Ekaterina Tatarovich (Harrison is her married name) was born in the Soviet Union in the city of
Leningrad (now St. Petersburg). At the age of eight (in 1978) Ekaterina immigrated with her family
and settled in Salt Lake City, Utah. This was in the midst of the “Cold War”. It was at this time
Ekaterina started noticing tensions between people and differences between perception and
truth. Exploring and understanding these tensions became a lifelong pursuit for Ekaterina and is
often referenced in her artwork.
Ekaterina is from an artistic family, which was highly involved in the arts in Russia. However,
when her family immigrated most of these connections faded away. Ekaterina’s artistic talent
was noticed and encouraged early on by her mother and grandfather, Vladimir Tatarovich, a
prominent sculptor in Russia.
In fact, when Ekaterina was emigrating from Russia in 1978, the Russian customs agents did not allow her drawing of a horse to leave the country. They claimed it was the work of a professional artist. Ekaterina started exhibiting her artwork while in high school and in 1989 Ekaterina began studying art at the University of Utah. While at the university, Ekaterina produced a substantial body of work. And in 1991 won first prize in the University Student Art Show, which included a scholarship for the following year.

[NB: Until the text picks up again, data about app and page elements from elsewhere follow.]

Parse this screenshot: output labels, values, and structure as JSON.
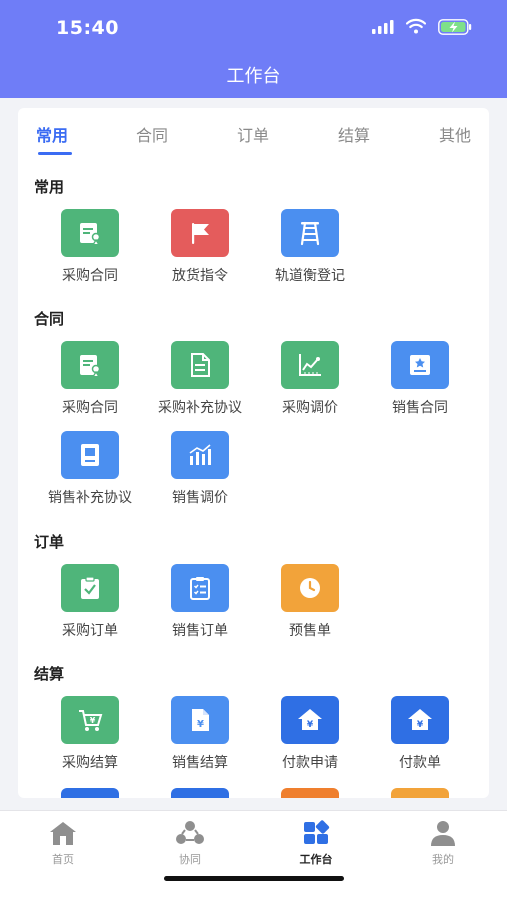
{
  "status": {
    "time": "15:40"
  },
  "header": {
    "title": "工作台"
  },
  "tabs": [
    "常用",
    "合同",
    "订单",
    "结算",
    "其他"
  ],
  "sections": [
    {
      "title": "常用",
      "items": [
        {
          "label": "采购合同",
          "icon": "contract-icon",
          "color": "#4fb57a"
        },
        {
          "label": "放货指令",
          "icon": "flag-icon",
          "color": "#e45c5c"
        },
        {
          "label": "轨道衡登记",
          "icon": "ladder-icon",
          "color": "#4b8ff0"
        }
      ]
    },
    {
      "title": "合同",
      "items": [
        {
          "label": "采购合同",
          "icon": "contract-icon",
          "color": "#4fb57a"
        },
        {
          "label": "采购补充协议",
          "icon": "document-icon",
          "color": "#4fb57a"
        },
        {
          "label": "采购调价",
          "icon": "chart-line-icon",
          "color": "#4fb57a"
        },
        {
          "label": "销售合同",
          "icon": "certificate-icon",
          "color": "#4b8ff0"
        },
        {
          "label": "销售补充协议",
          "icon": "book-icon",
          "color": "#4b8ff0"
        },
        {
          "label": "销售调价",
          "icon": "bar-chart-icon",
          "color": "#4b8ff0"
        }
      ]
    },
    {
      "title": "订单",
      "items": [
        {
          "label": "采购订单",
          "icon": "clipboard-check-icon",
          "color": "#4fb57a"
        },
        {
          "label": "销售订单",
          "icon": "clipboard-list-icon",
          "color": "#4b8ff0"
        },
        {
          "label": "预售单",
          "icon": "clock-icon",
          "color": "#f2a33a"
        }
      ]
    },
    {
      "title": "结算",
      "items": [
        {
          "label": "采购结算",
          "icon": "cart-yen-icon",
          "color": "#4fb57a"
        },
        {
          "label": "销售结算",
          "icon": "file-yen-icon",
          "color": "#4b8ff0"
        },
        {
          "label": "付款申请",
          "icon": "house-yen-icon",
          "color": "#2f6fe4"
        },
        {
          "label": "付款单",
          "icon": "house-yen-icon",
          "color": "#2f6fe4"
        }
      ]
    }
  ],
  "tabbar": [
    {
      "label": "首页",
      "icon": "home-icon"
    },
    {
      "label": "协同",
      "icon": "collaborate-icon"
    },
    {
      "label": "工作台",
      "icon": "workbench-icon"
    },
    {
      "label": "我的",
      "icon": "profile-icon"
    }
  ]
}
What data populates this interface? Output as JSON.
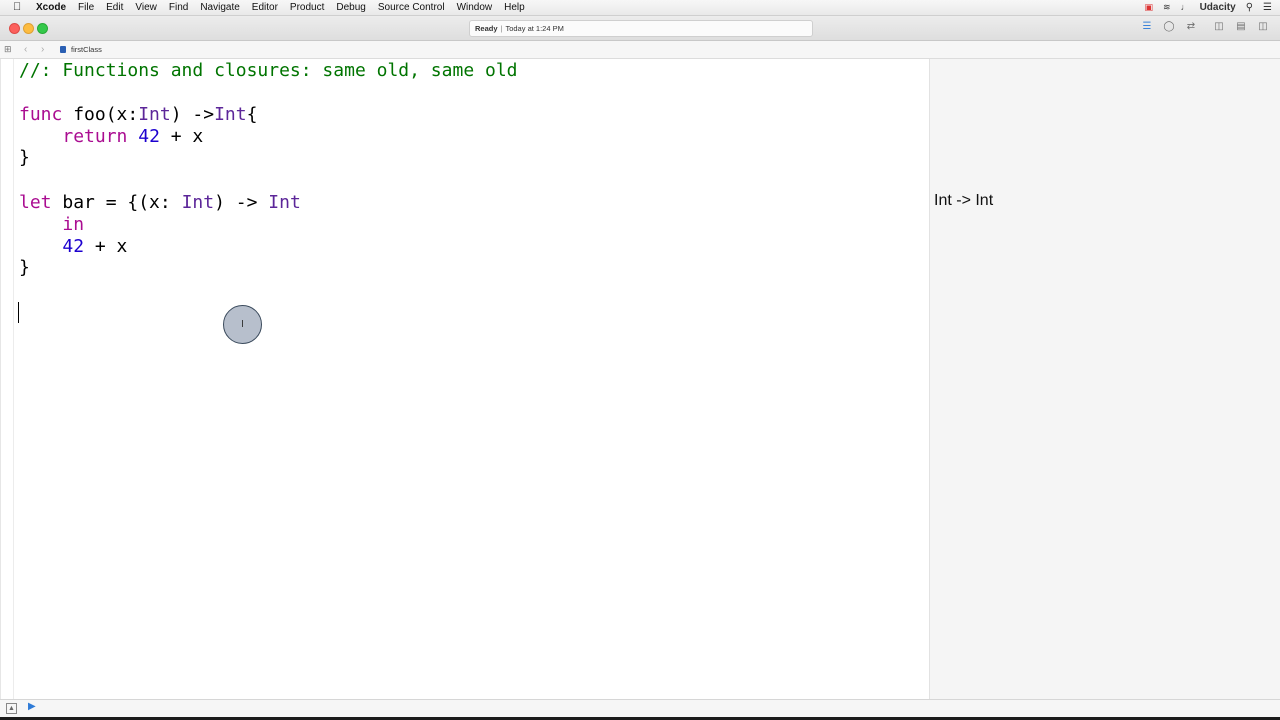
{
  "menubar": {
    "apple_icon": "apple-logo",
    "items": [
      "Xcode",
      "File",
      "Edit",
      "View",
      "Find",
      "Navigate",
      "Editor",
      "Product",
      "Debug",
      "Source Control",
      "Window",
      "Help"
    ],
    "status_icons": [
      "calendar-icon",
      "wifi-icon",
      "volume-icon"
    ],
    "user": "Udacity",
    "right_icons": [
      "search-icon",
      "list-icon"
    ]
  },
  "toolbar": {
    "status": "Ready",
    "separator": "|",
    "timestamp": "Today at 1:24 PM",
    "icons": [
      "standard-editor-icon",
      "assistant-editor-icon",
      "version-editor-icon",
      "navigator-toggle-icon",
      "debug-area-toggle-icon",
      "utilities-toggle-icon"
    ]
  },
  "jumpbar": {
    "filename": "firstClass"
  },
  "editor": {
    "lines": [
      [
        {
          "t": "cm",
          "v": "//: Functions and closures: same old, same old"
        }
      ],
      [],
      [
        {
          "t": "kw",
          "v": "func"
        },
        {
          "t": "pl",
          "v": " foo(x:"
        },
        {
          "t": "ty",
          "v": "Int"
        },
        {
          "t": "pl",
          "v": ") ->"
        },
        {
          "t": "ty",
          "v": "Int"
        },
        {
          "t": "pl",
          "v": "{"
        }
      ],
      [
        {
          "t": "pl",
          "v": "    "
        },
        {
          "t": "kw",
          "v": "return"
        },
        {
          "t": "pl",
          "v": " "
        },
        {
          "t": "num",
          "v": "42"
        },
        {
          "t": "pl",
          "v": " + x"
        }
      ],
      [
        {
          "t": "pl",
          "v": "}"
        }
      ],
      [],
      [
        {
          "t": "kw",
          "v": "let"
        },
        {
          "t": "pl",
          "v": " bar = {(x: "
        },
        {
          "t": "ty",
          "v": "Int"
        },
        {
          "t": "pl",
          "v": ") -> "
        },
        {
          "t": "ty",
          "v": "Int"
        }
      ],
      [
        {
          "t": "pl",
          "v": "    "
        },
        {
          "t": "kw",
          "v": "in"
        }
      ],
      [
        {
          "t": "pl",
          "v": "    "
        },
        {
          "t": "num",
          "v": "42"
        },
        {
          "t": "pl",
          "v": " + x"
        }
      ],
      [
        {
          "t": "pl",
          "v": "}"
        }
      ]
    ]
  },
  "results": {
    "bar_type": "Int -> Int"
  },
  "colors": {
    "keyword": "#aa0d91",
    "type": "#5c2699",
    "number": "#1c00cf",
    "comment": "#007400"
  }
}
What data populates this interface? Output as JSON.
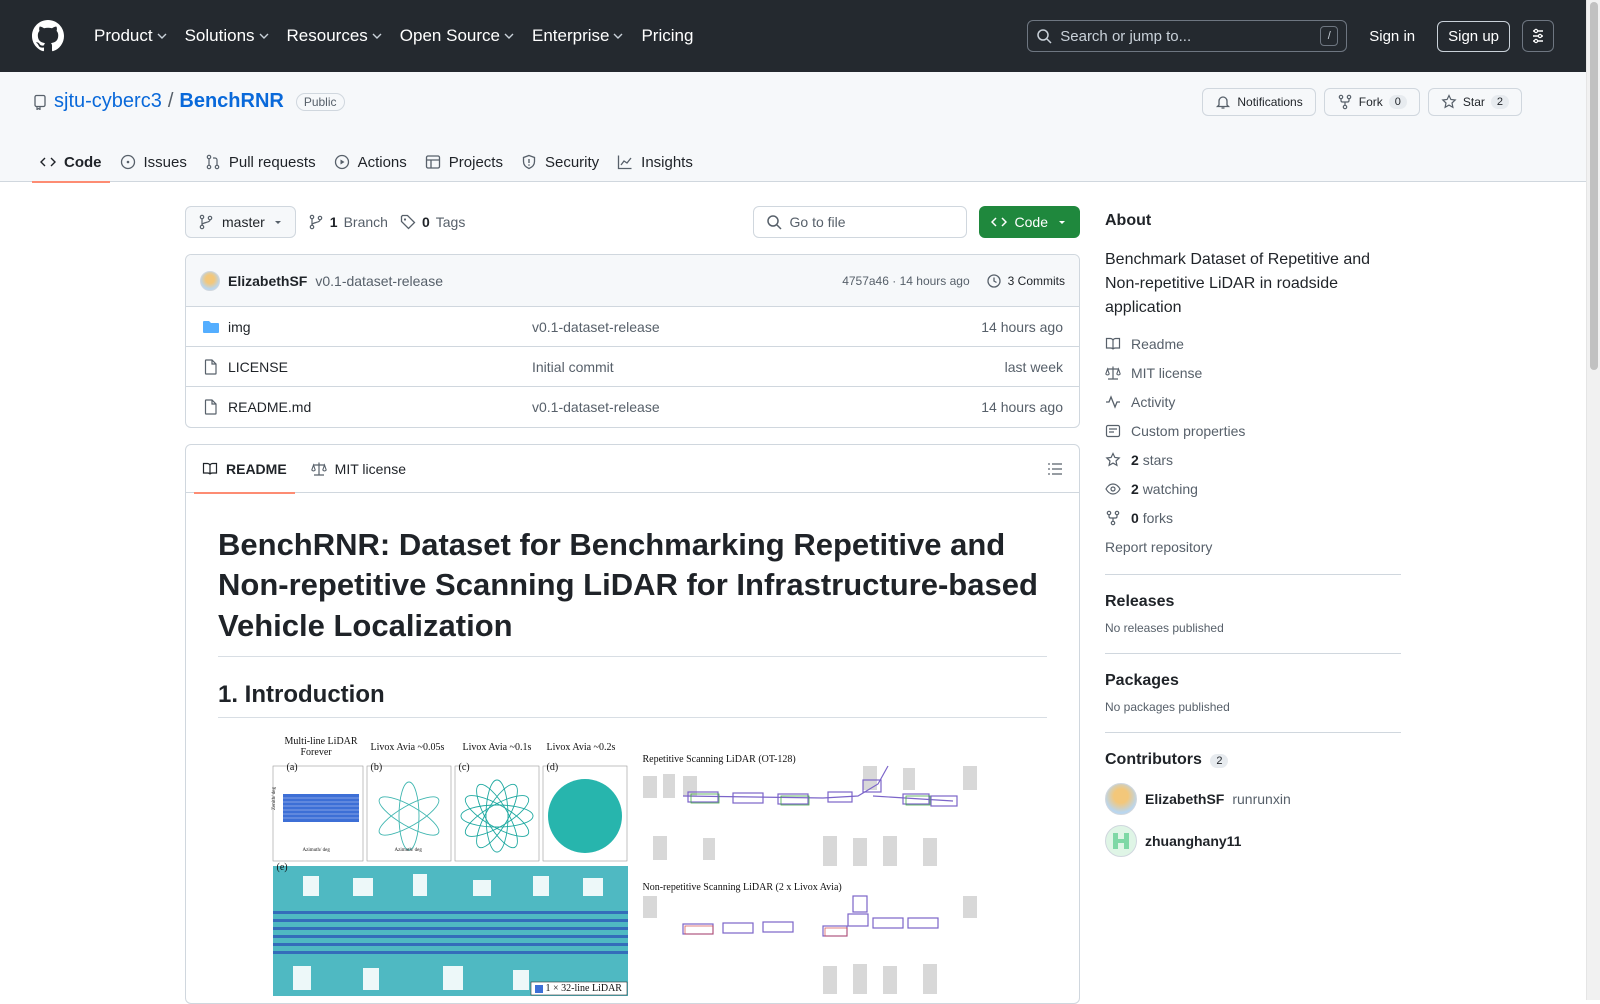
{
  "header": {
    "nav": [
      "Product",
      "Solutions",
      "Resources",
      "Open Source",
      "Enterprise",
      "Pricing"
    ],
    "search_placeholder": "Search or jump to...",
    "search_shortcut": "/",
    "signin": "Sign in",
    "signup": "Sign up"
  },
  "repo": {
    "owner": "sjtu-cyberc3",
    "separator": "/",
    "name": "BenchRNR",
    "visibility": "Public",
    "notifications": "Notifications",
    "fork_label": "Fork",
    "fork_count": "0",
    "star_label": "Star",
    "star_count": "2",
    "tabs": [
      "Code",
      "Issues",
      "Pull requests",
      "Actions",
      "Projects",
      "Security",
      "Insights"
    ]
  },
  "branch": {
    "current": "master",
    "branches_count": "1",
    "branches_label": "Branch",
    "tags_count": "0",
    "tags_label": "Tags",
    "goto_file": "Go to file",
    "code_button": "Code"
  },
  "commit": {
    "author": "ElizabethSF",
    "message": "v0.1-dataset-release",
    "hash": "4757a46",
    "dot": "·",
    "time": "14 hours ago",
    "commits_label": "3 Commits"
  },
  "files": [
    {
      "name": "img",
      "type": "folder",
      "commit": "v0.1-dataset-release",
      "time": "14 hours ago"
    },
    {
      "name": "LICENSE",
      "type": "file",
      "commit": "Initial commit",
      "time": "last week"
    },
    {
      "name": "README.md",
      "type": "file",
      "commit": "v0.1-dataset-release",
      "time": "14 hours ago"
    }
  ],
  "readme": {
    "tab_readme": "README",
    "tab_license": "MIT license",
    "title": "BenchRNR: Dataset for Benchmarking Repetitive and Non-repetitive Scanning LiDAR for Infrastructure-based Vehicle Localization",
    "section1": "1. Introduction",
    "figure": {
      "labels": {
        "multi_line": "Multi-line LiDAR",
        "forever": "Forever",
        "avia005": "Livox Avia ~0.05s",
        "avia01": "Livox Avia ~0.1s",
        "avia02": "Livox Avia ~0.2s",
        "a": "(a)",
        "b": "(b)",
        "c": "(c)",
        "d": "(d)",
        "e": "(e)",
        "azimuth": "Azimuth/ deg",
        "zenith": "Zenith/ deg",
        "repetitive": "Repetitive Scanning LiDAR (OT-128)",
        "non_repetitive": "Non-repetitive Scanning LiDAR (2 x Livox Avia)",
        "legend": "1 × 32-line LiDAR"
      }
    }
  },
  "about": {
    "heading": "About",
    "description": "Benchmark Dataset of Repetitive and Non-repetitive LiDAR in roadside application",
    "readme": "Readme",
    "license": "MIT license",
    "activity": "Activity",
    "custom_properties": "Custom properties",
    "stars_count": "2",
    "stars_label": "stars",
    "watching_count": "2",
    "watching_label": "watching",
    "forks_count": "0",
    "forks_label": "forks",
    "report": "Report repository"
  },
  "releases": {
    "heading": "Releases",
    "empty": "No releases published"
  },
  "packages": {
    "heading": "Packages",
    "empty": "No packages published"
  },
  "contributors": {
    "heading": "Contributors",
    "count": "2",
    "list": [
      {
        "name": "ElizabethSF",
        "alt": "runrunxin"
      },
      {
        "name": "zhuanghany11",
        "alt": ""
      }
    ]
  },
  "colors": {
    "header_bg": "#24292f",
    "link": "#0969da",
    "green_button": "#1f883d",
    "active_tab_underline": "#fd8c73"
  }
}
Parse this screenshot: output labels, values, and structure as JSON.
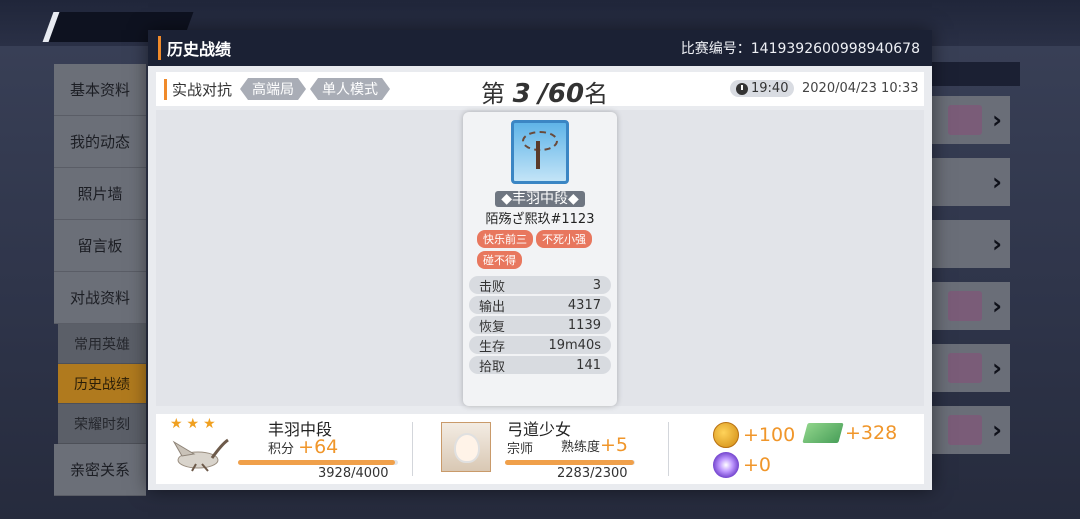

This same year Ekaterina realized she wanted knowledge and experience beyond that which she was gaining from the university so she started looking for jobs in foundries.
At that time the foundries in Utah were basically run by men, which made her desire to work in a foundry more challenging, but nonetheless she landed her first foundry job in an architectural foundry working in metal chasing and patina. Then was apprenticed, with a scholarship, at the Johnson Atelier art foundry in New Jersey.
Johnson Atelier proved to be an inspiring environment for growing artistically and technically. Instructors and apprentices were artists from all around the world. There Ekaterina had the privilege of meeting and working with many outstanding contemporary sculptors., such as
George Segal, Marisol, Isaac Witkin, and Tom Otterness. There, as an artisan she worked on the sculptures of many great artist and had many opportunities to not only fully understand the technical aspect of the process, but also to see the individual artist’s esthetic and approach.
These sculpture projects were both large and small, public and private. While at Johnson Atelier Ekaterina also apprenticed with the “Blacksmith of Trenton”. In 1996 Ekaterina moved to Santa Fe to work in The Art Foundry. From there she moved to La Sal, a remote town in the La Sal Mountains of southeast Utah. Here Ekaterina and her husband, William, built a state of the art studio where she is currently working on various commissions and a new body of work. Ekaterina is a member of The Artist Blacksmith Association of North
America (ABANA) and the International Sculpture Center. Ekaterina loves to improvise, explore
and expand her potential by drawing upon the knowledge and inspiration these organizations
See more work:
Dimensions: 24"h x 30"w x 43"d
In all our importance and greatness, what becomes of us in the end?
When I made this piece I was thinking about various cultures and civilizations that came before us. Many rose to greatness and then fell into oblivion. Great monuments were built to be sure others would remember their superiority.. Sometimes, we accidentally uncover a glimpse into this past history.
When I made this head, I imagined it was a remnant from a monument of one of these past civilizations. This broken off head was my monument to self-importance.
To purchase call 435-259-2709
Media: Fired clay, steel and concrete
Dimensions: 5'3"h x 24"w x 18"d
This sculpture to me is very much about turning inward to find peace, appreciation and stillness.
To purchase call 435-259-2709